Source data:
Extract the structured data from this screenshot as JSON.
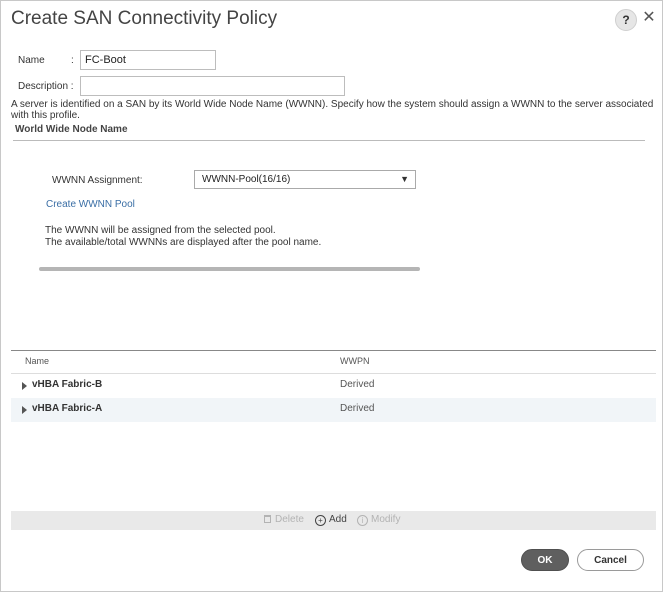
{
  "dialog": {
    "title": "Create SAN Connectivity Policy",
    "help_label": "?",
    "close_label": "✕"
  },
  "form": {
    "name_label": "Name",
    "name_colon": ":",
    "name_value": "FC-Boot",
    "description_label": "Description :",
    "description_value": ""
  },
  "info_text": "A server is identified on a SAN by its World Wide Node Name (WWNN). Specify how the system should assign a WWNN to the server associated with this profile.",
  "wwnn": {
    "section_title": "World Wide Node Name",
    "assignment_label": "WWNN Assignment:",
    "assignment_value": "WWNN-Pool(16/16)",
    "create_link": "Create WWNN Pool",
    "note_line1": "The WWNN will be assigned from the selected pool.",
    "note_line2": "The available/total WWNNs are displayed after the pool name."
  },
  "table": {
    "columns": [
      "Name",
      "WWPN"
    ],
    "rows": [
      {
        "name": "vHBA Fabric-B",
        "wwpn": "Derived"
      },
      {
        "name": "vHBA Fabric-A",
        "wwpn": "Derived"
      }
    ]
  },
  "toolbar": {
    "delete_label": "Delete",
    "add_label": "Add",
    "modify_label": "Modify"
  },
  "buttons": {
    "ok_label": "OK",
    "cancel_label": "Cancel"
  }
}
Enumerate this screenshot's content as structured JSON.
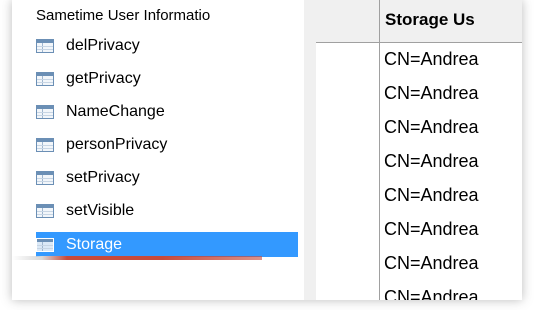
{
  "tree": {
    "header": "Sametime User Informatio",
    "items": [
      {
        "label": "delPrivacy",
        "selected": false
      },
      {
        "label": "getPrivacy",
        "selected": false
      },
      {
        "label": "NameChange",
        "selected": false
      },
      {
        "label": "personPrivacy",
        "selected": false
      },
      {
        "label": "setPrivacy",
        "selected": false
      },
      {
        "label": "setVisible",
        "selected": false
      },
      {
        "label": "Storage",
        "selected": true
      }
    ],
    "item_icon": "table-icon"
  },
  "grid": {
    "column_header": "Storage Us",
    "rows": [
      "CN=Andrea",
      "CN=Andrea",
      "CN=Andrea",
      "CN=Andrea",
      "CN=Andrea",
      "CN=Andrea",
      "CN=Andrea",
      "CN=Andrea"
    ]
  },
  "colors": {
    "selection": "#3399ff",
    "accent_line": "#c84a3a"
  }
}
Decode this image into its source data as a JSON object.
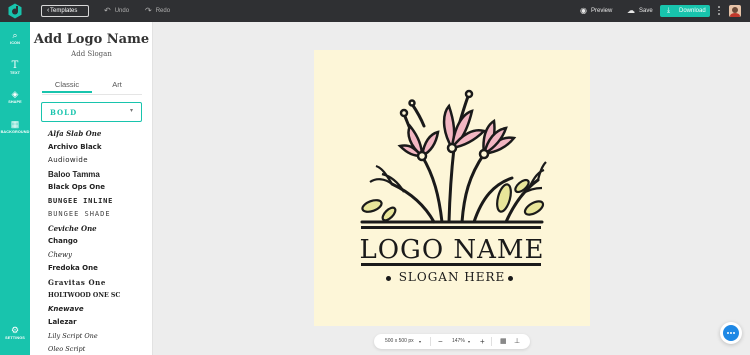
{
  "colors": {
    "accent": "#18c4ad",
    "topbar": "#2f3033",
    "artboard": "#fdf6d8",
    "petal": "#f2b6c2",
    "leaf": "#e8e59a",
    "chat": "#1e88e5"
  },
  "topbar": {
    "templates_label": "Templates",
    "undo_label": "Undo",
    "redo_label": "Redo",
    "preview_label": "Preview",
    "save_label": "Save",
    "download_label": "Download"
  },
  "rail": {
    "items": [
      {
        "label": "ICON",
        "icon": "search-icon"
      },
      {
        "label": "TEXT",
        "icon": "text-icon"
      },
      {
        "label": "SHAPE",
        "icon": "shapes-icon"
      },
      {
        "label": "BACKGROUND",
        "icon": "pattern-icon"
      },
      {
        "label": "SETTINGS",
        "icon": "gear-icon"
      }
    ]
  },
  "panel": {
    "title": "Add Logo Name",
    "slogan": "Add Slogan",
    "tabs": [
      {
        "label": "Classic",
        "active": true
      },
      {
        "label": "Art",
        "active": false
      }
    ],
    "category_selected": "BOLD",
    "fonts": [
      "Alfa Slab One",
      "Archivo Black",
      "Audiowide",
      "Baloo Tamma",
      "Black Ops One",
      "BUNGEE INLINE",
      "BUNGEE SHADE",
      "Ceviche One",
      "Chango",
      "Chewy",
      "Fredoka One",
      "Gravitas One",
      "HOLTWOOD ONE SC",
      "Knewave",
      "Lalezar",
      "Lily Script One",
      "Oleo Script"
    ]
  },
  "canvas": {
    "logo_name": "LOGO NAME",
    "slogan": "SLOGAN HERE"
  },
  "zoombar": {
    "size_label": "500 x 500 px",
    "zoom_label": "147%"
  }
}
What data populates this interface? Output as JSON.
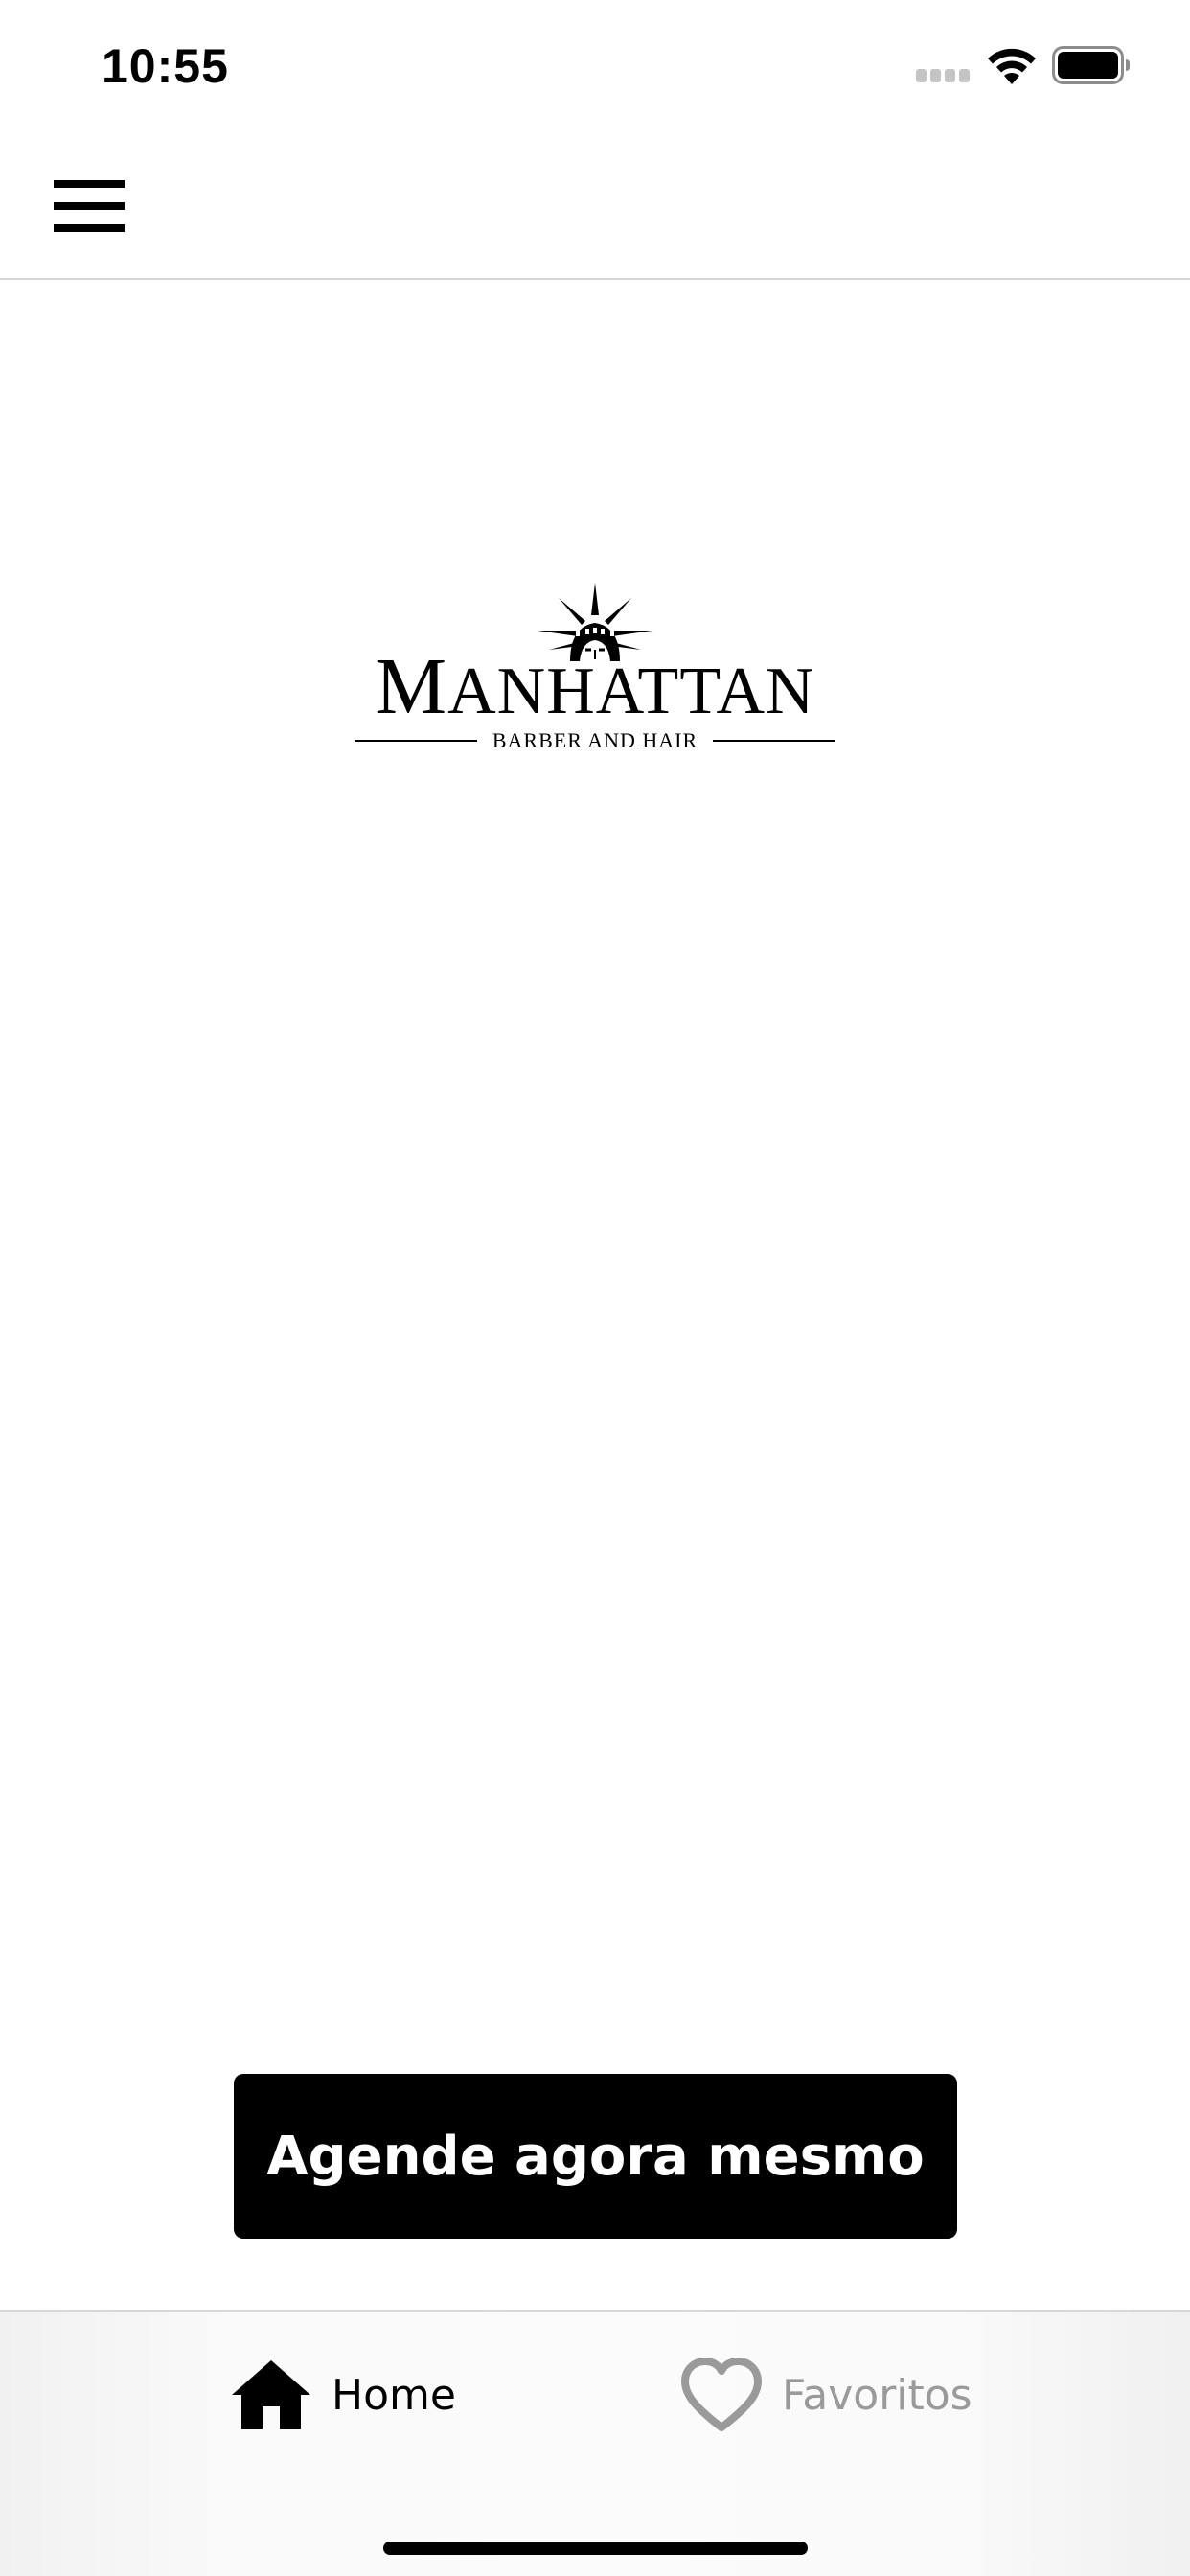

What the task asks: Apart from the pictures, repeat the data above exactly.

Solved exercise:
Extract the structured data from this screenshot as JSON.
{
  "dialog": {
    "title": "Create SAN Connectivity Policy",
    "help_label": "?",
    "close_label": "✕"
  },
  "form": {
    "name_label": "Name",
    "name_colon": ":",
    "name_value": "FC-Boot",
    "description_label": "Description :",
    "description_value": ""
  },
  "info_text": "A server is identified on a SAN by its World Wide Node Name (WWNN). Specify how the system should assign a WWNN to the server associated with this profile.",
  "wwnn": {
    "section_title": "World Wide Node Name",
    "assignment_label": "WWNN Assignment:",
    "assignment_value": "WWNN-Pool(16/16)",
    "create_link": "Create WWNN Pool",
    "note_line1": "The WWNN will be assigned from the selected pool.",
    "note_line2": "The available/total WWNNs are displayed after the pool name."
  },
  "table": {
    "columns": [
      "Name",
      "WWPN"
    ],
    "rows": [
      {
        "name": "vHBA Fabric-B",
        "wwpn": "Derived"
      },
      {
        "name": "vHBA Fabric-A",
        "wwpn": "Derived"
      }
    ]
  },
  "toolbar": {
    "delete_label": "Delete",
    "add_label": "Add",
    "modify_label": "Modify"
  },
  "buttons": {
    "ok_label": "OK",
    "cancel_label": "Cancel"
  }
}
Enumerate this screenshot's content as structured JSON.
{
  "tree": {
    "header": "Sametime User Informatio",
    "items": [
      {
        "label": "delPrivacy",
        "selected": false
      },
      {
        "label": "getPrivacy",
        "selected": false
      },
      {
        "label": "NameChange",
        "selected": false
      },
      {
        "label": "personPrivacy",
        "selected": false
      },
      {
        "label": "setPrivacy",
        "selected": false
      },
      {
        "label": "setVisible",
        "selected": false
      },
      {
        "label": "Storage",
        "selected": true
      }
    ],
    "item_icon": "table-icon"
  },
  "grid": {
    "column_header": "Storage Us",
    "rows": [
      "CN=Andrea",
      "CN=Andrea",
      "CN=Andrea",
      "CN=Andrea",
      "CN=Andrea",
      "CN=Andrea",
      "CN=Andrea",
      "CN=Andrea"
    ]
  },
  "colors": {
    "selection": "#3399ff",
    "accent_line": "#c84a3a"
  }
}
Decode this image into its source data as a JSON object.
{
  "colors": {
    "accent": "#18c4ad",
    "topbar": "#2f3033",
    "artboard": "#fdf6d8",
    "petal": "#f2b6c2",
    "leaf": "#e8e59a",
    "chat": "#1e88e5"
  },
  "topbar": {
    "templates_label": "Templates",
    "undo_label": "Undo",
    "redo_label": "Redo",
    "preview_label": "Preview",
    "save_label": "Save",
    "download_label": "Download"
  },
  "rail": {
    "items": [
      {
        "label": "ICON",
        "icon": "search-icon"
      },
      {
        "label": "TEXT",
        "icon": "text-icon"
      },
      {
        "label": "SHAPE",
        "icon": "shapes-icon"
      },
      {
        "label": "BACKGROUND",
        "icon": "pattern-icon"
      },
      {
        "label": "SETTINGS",
        "icon": "gear-icon"
      }
    ]
  },
  "panel": {
    "title": "Add Logo Name",
    "slogan": "Add Slogan",
    "tabs": [
      {
        "label": "Classic",
        "active": true
      },
      {
        "label": "Art",
        "active": false
      }
    ],
    "category_selected": "BOLD",
    "fonts": [
      "Alfa Slab One",
      "Archivo Black",
      "Audiowide",
      "Baloo Tamma",
      "Black Ops One",
      "BUNGEE INLINE",
      "BUNGEE SHADE",
      "Ceviche One",
      "Chango",
      "Chewy",
      "Fredoka One",
      "Gravitas One",
      "HOLTWOOD ONE SC",
      "Knewave",
      "Lalezar",
      "Lily Script One",
      "Oleo Script"
    ]
  },
  "canvas": {
    "logo_name": "LOGO NAME",
    "slogan": "SLOGAN HERE"
  },
  "zoombar": {
    "size_label": "500 x 500 px",
    "zoom_label": "147%"
  }
}
What data populates this interface? Output as JSON.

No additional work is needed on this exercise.